There’s no denying it, the Samsung Galaxy S3 is a sensational device, but although Samsung is seemingly able to push out devices faster than any other manufacturer on the scene, the S3 was a different type of project entirely and we’re learning from the engineers involved, just how difficult it was to produce a flagship fit for the scrutinous eye of the consumer, one that involved three prototypes. No pressure then.
Of course the leaks, blurrycam photos and covert video footage are almost unavoidable with a smartphone as important as Samsung’s new flagship, but secrecy was considered paramount as Principal Engineer ByungJoon Lee, explains on official blog Samsung Tomorrow. When talking about his son, “Every time he saw an article on the internet about the GALAXY S III he’d ask ‘Dad! You’re making the S III, right?’ But all I could say was ‘I don’t really know.’
Aside from having to keep their work and home lives very much separate, inter-departmental secrecy was also of prime concern.
To avoid design leaks there were three different prototypes, but all were fully working, so the engineers had to repeat each process three times.
According to the engineering team, the S3 development team operated out of a separate, fingerprint-locked lab which, resulting in a logistical nightmare when trying to co-ordinate fixes to problems which spanned multiple departments. Prototypes were moved using blacked-out security boxes, the ultimate deterrent to prying eyes, well enough at least to prevent said prying eyes from catching a glimpse of the unfinished smartphone.
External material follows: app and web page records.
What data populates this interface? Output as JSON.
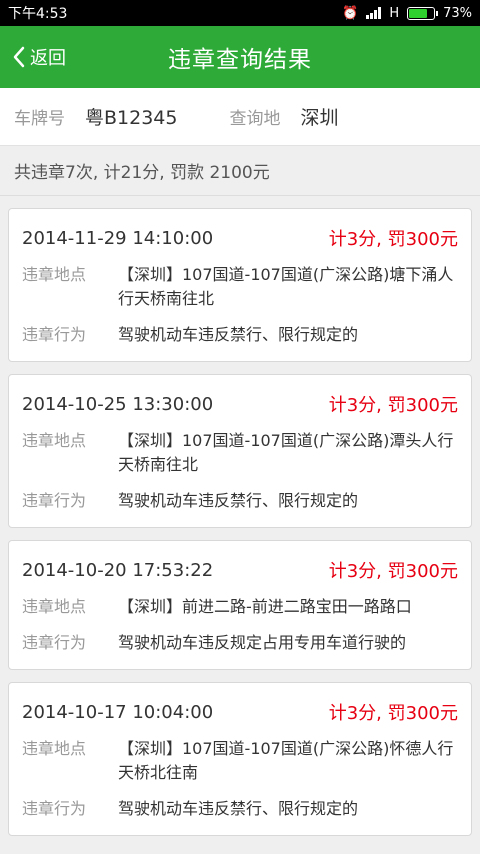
{
  "status_bar": {
    "time": "下午4:53",
    "network": "H",
    "battery": "73%",
    "battery_level": 0.73
  },
  "nav": {
    "back_label": "返回",
    "title": "违章查询结果"
  },
  "query": {
    "plate_label": "车牌号",
    "plate_value": "粤B12345",
    "city_label": "查询地",
    "city_value": "深圳"
  },
  "summary": "共违章7次, 计21分, 罚款 2100元",
  "labels": {
    "location": "违章地点",
    "behavior": "违章行为"
  },
  "violations": [
    {
      "time": "2014-11-29 14:10:00",
      "penalty": "计3分, 罚300元",
      "location": "【深圳】107国道-107国道(广深公路)塘下涌人行天桥南往北",
      "behavior": "驾驶机动车违反禁行、限行规定的"
    },
    {
      "time": "2014-10-25 13:30:00",
      "penalty": "计3分, 罚300元",
      "location": "【深圳】107国道-107国道(广深公路)潭头人行天桥南往北",
      "behavior": "驾驶机动车违反禁行、限行规定的"
    },
    {
      "time": "2014-10-20 17:53:22",
      "penalty": "计3分, 罚300元",
      "location": "【深圳】前进二路-前进二路宝田一路路口",
      "behavior": "驾驶机动车违反规定占用专用车道行驶的"
    },
    {
      "time": "2014-10-17 10:04:00",
      "penalty": "计3分, 罚300元",
      "location": "【深圳】107国道-107国道(广深公路)怀德人行天桥北往南",
      "behavior": "驾驶机动车违反禁行、限行规定的"
    }
  ],
  "colors": {
    "primary": "#2daa38",
    "penalty": "#e60012"
  }
}
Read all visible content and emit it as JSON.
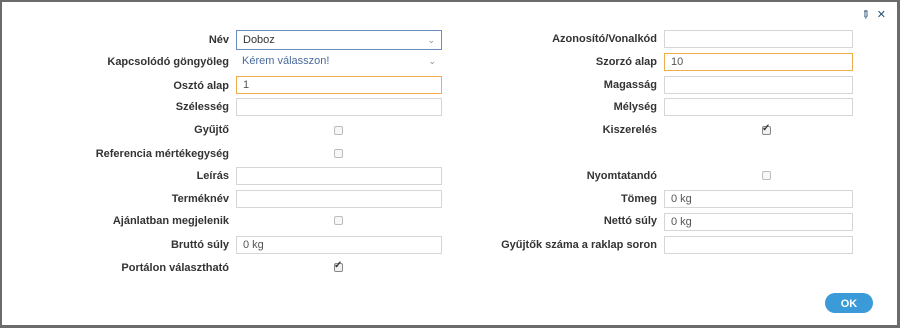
{
  "dialog": {
    "ok_label": "OK"
  },
  "fields_left": [
    {
      "label": "Név",
      "value": "Doboz"
    },
    {
      "label": "Kapcsolódó göngyöleg",
      "value": "Kérem válasszon!"
    },
    {
      "label": "Osztó alap",
      "value": "1"
    },
    {
      "label": "Szélesség",
      "value": ""
    },
    {
      "label": "Gyűjtő",
      "checked": false
    },
    {
      "label": "Referencia mértékegység",
      "checked": false
    },
    {
      "label": "Leírás",
      "value": ""
    },
    {
      "label": "Terméknév",
      "value": ""
    },
    {
      "label": "Ajánlatban megjelenik",
      "checked": false
    },
    {
      "label": "Bruttó súly",
      "value": "0 kg"
    },
    {
      "label": "Portálon választható",
      "checked": true
    }
  ],
  "fields_right": [
    {
      "label": "Azonosító/Vonalkód",
      "value": ""
    },
    {
      "label": "Szorzó alap",
      "value": "10"
    },
    {
      "label": "Magasság",
      "value": ""
    },
    {
      "label": "Mélység",
      "value": ""
    },
    {
      "label": "Kiszerelés",
      "checked": true
    },
    {
      "label": "Nyomtatandó",
      "checked": false
    },
    {
      "label": "Tömeg",
      "value": "0 kg"
    },
    {
      "label": "Nettó súly",
      "value": "0 kg"
    },
    {
      "label": "Gyűjtők száma a raklap soron",
      "value": ""
    }
  ],
  "icons": {
    "edit": "pencil-icon",
    "close": "close-icon"
  }
}
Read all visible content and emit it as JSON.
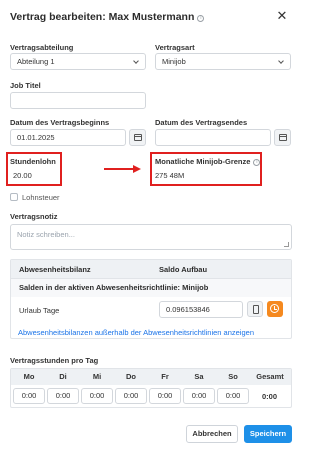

Principle Engineer WooSun Yoon said, “We had to make three types of the GALAXY SIII to prevent the design from leaking. And on top of that, whenever any of these had to go out for testing, we put them inside ‘dummy boxes’, which are cases that hide the design of the device, to disguise it.”
Only the core design team was allowed to actually see the phone and pictures or drawings weren’t even allowed to be sent out internally – in fact the Procurement Department set a price and bought materials based on a description.
Even if you’re not a Samsung fan, the post on Samsung Tomorrow is worth checking out, it’s interesting insight into how a flagship smartphone is made. No doubt Apple’s engineering team have to undertake in some pretty similar practices – especially since the iPhone lost-in-a-bar incident.